**Your instructions:** For each entry below, write an exact copy and leave out the images.

(App and web page records)
>>>>

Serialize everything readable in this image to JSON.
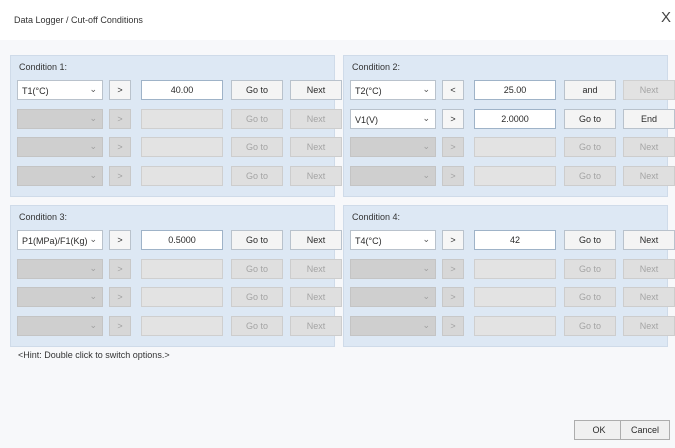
{
  "window": {
    "title": "Data Logger / Cut-off Conditions",
    "close_glyph": "X"
  },
  "conditions": [
    {
      "title": "Condition 1:",
      "rows": [
        {
          "select": "T1(°C)",
          "op": ">",
          "value": "40.00",
          "goto": "Go to",
          "next": "Next"
        },
        {
          "select": "",
          "op": ">",
          "value": "",
          "goto": "Go to",
          "next": "Next"
        },
        {
          "select": "",
          "op": ">",
          "value": "",
          "goto": "Go to",
          "next": "Next"
        },
        {
          "select": "",
          "op": ">",
          "value": "",
          "goto": "Go to",
          "next": "Next"
        }
      ]
    },
    {
      "title": "Condition 2:",
      "rows": [
        {
          "select": "T2(°C)",
          "op": "<",
          "value": "25.00",
          "goto": "and",
          "next": "Next"
        },
        {
          "select": "V1(V)",
          "op": ">",
          "value": "2.0000",
          "goto": "Go to",
          "next": "End"
        },
        {
          "select": "",
          "op": ">",
          "value": "",
          "goto": "Go to",
          "next": "Next"
        },
        {
          "select": "",
          "op": ">",
          "value": "",
          "goto": "Go to",
          "next": "Next"
        }
      ]
    },
    {
      "title": "Condition 3:",
      "rows": [
        {
          "select": "P1(MPa)/F1(Kg)",
          "op": ">",
          "value": "0.5000",
          "goto": "Go to",
          "next": "Next"
        },
        {
          "select": "",
          "op": ">",
          "value": "",
          "goto": "Go to",
          "next": "Next"
        },
        {
          "select": "",
          "op": ">",
          "value": "",
          "goto": "Go to",
          "next": "Next"
        },
        {
          "select": "",
          "op": ">",
          "value": "",
          "goto": "Go to",
          "next": "Next"
        }
      ]
    },
    {
      "title": "Condition 4:",
      "rows": [
        {
          "select": "T4(°C)",
          "op": ">",
          "value": "42",
          "goto": "Go to",
          "next": "Next"
        },
        {
          "select": "",
          "op": ">",
          "value": "",
          "goto": "Go to",
          "next": "Next"
        },
        {
          "select": "",
          "op": ">",
          "value": "",
          "goto": "Go to",
          "next": "Next"
        },
        {
          "select": "",
          "op": ">",
          "value": "",
          "goto": "Go to",
          "next": "Next"
        }
      ]
    }
  ],
  "hint": "<Hint: Double click to switch options.>",
  "buttons": {
    "ok": "OK",
    "cancel": "Cancel"
  }
}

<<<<

**Answer to the exercise:**
Serialize everything readable in this image to JSON.
{
  "window": {
    "title": "Data Logger / Cut-off Conditions",
    "close_glyph": "X"
  },
  "conditions": [
    {
      "title": "Condition 1:",
      "rows": [
        {
          "select": "T1(°C)",
          "op": ">",
          "value": "40.00",
          "goto": "Go to",
          "next": "Next"
        },
        {
          "select": "",
          "op": ">",
          "value": "",
          "goto": "Go to",
          "next": "Next"
        },
        {
          "select": "",
          "op": ">",
          "value": "",
          "goto": "Go to",
          "next": "Next"
        },
        {
          "select": "",
          "op": ">",
          "value": "",
          "goto": "Go to",
          "next": "Next"
        }
      ]
    },
    {
      "title": "Condition 2:",
      "rows": [
        {
          "select": "T2(°C)",
          "op": "<",
          "value": "25.00",
          "goto": "and",
          "next": "Next"
        },
        {
          "select": "V1(V)",
          "op": ">",
          "value": "2.0000",
          "goto": "Go to",
          "next": "End"
        },
        {
          "select": "",
          "op": ">",
          "value": "",
          "goto": "Go to",
          "next": "Next"
        },
        {
          "select": "",
          "op": ">",
          "value": "",
          "goto": "Go to",
          "next": "Next"
        }
      ]
    },
    {
      "title": "Condition 3:",
      "rows": [
        {
          "select": "P1(MPa)/F1(Kg)",
          "op": ">",
          "value": "0.5000",
          "goto": "Go to",
          "next": "Next"
        },
        {
          "select": "",
          "op": ">",
          "value": "",
          "goto": "Go to",
          "next": "Next"
        },
        {
          "select": "",
          "op": ">",
          "value": "",
          "goto": "Go to",
          "next": "Next"
        },
        {
          "select": "",
          "op": ">",
          "value": "",
          "goto": "Go to",
          "next": "Next"
        }
      ]
    },
    {
      "title": "Condition 4:",
      "rows": [
        {
          "select": "T4(°C)",
          "op": ">",
          "value": "42",
          "goto": "Go to",
          "next": "Next"
        },
        {
          "select": "",
          "op": ">",
          "value": "",
          "goto": "Go to",
          "next": "Next"
        },
        {
          "select": "",
          "op": ">",
          "value": "",
          "goto": "Go to",
          "next": "Next"
        },
        {
          "select": "",
          "op": ">",
          "value": "",
          "goto": "Go to",
          "next": "Next"
        }
      ]
    }
  ],
  "hint": "<Hint: Double click to switch options.>",
  "buttons": {
    "ok": "OK",
    "cancel": "Cancel"
  }
}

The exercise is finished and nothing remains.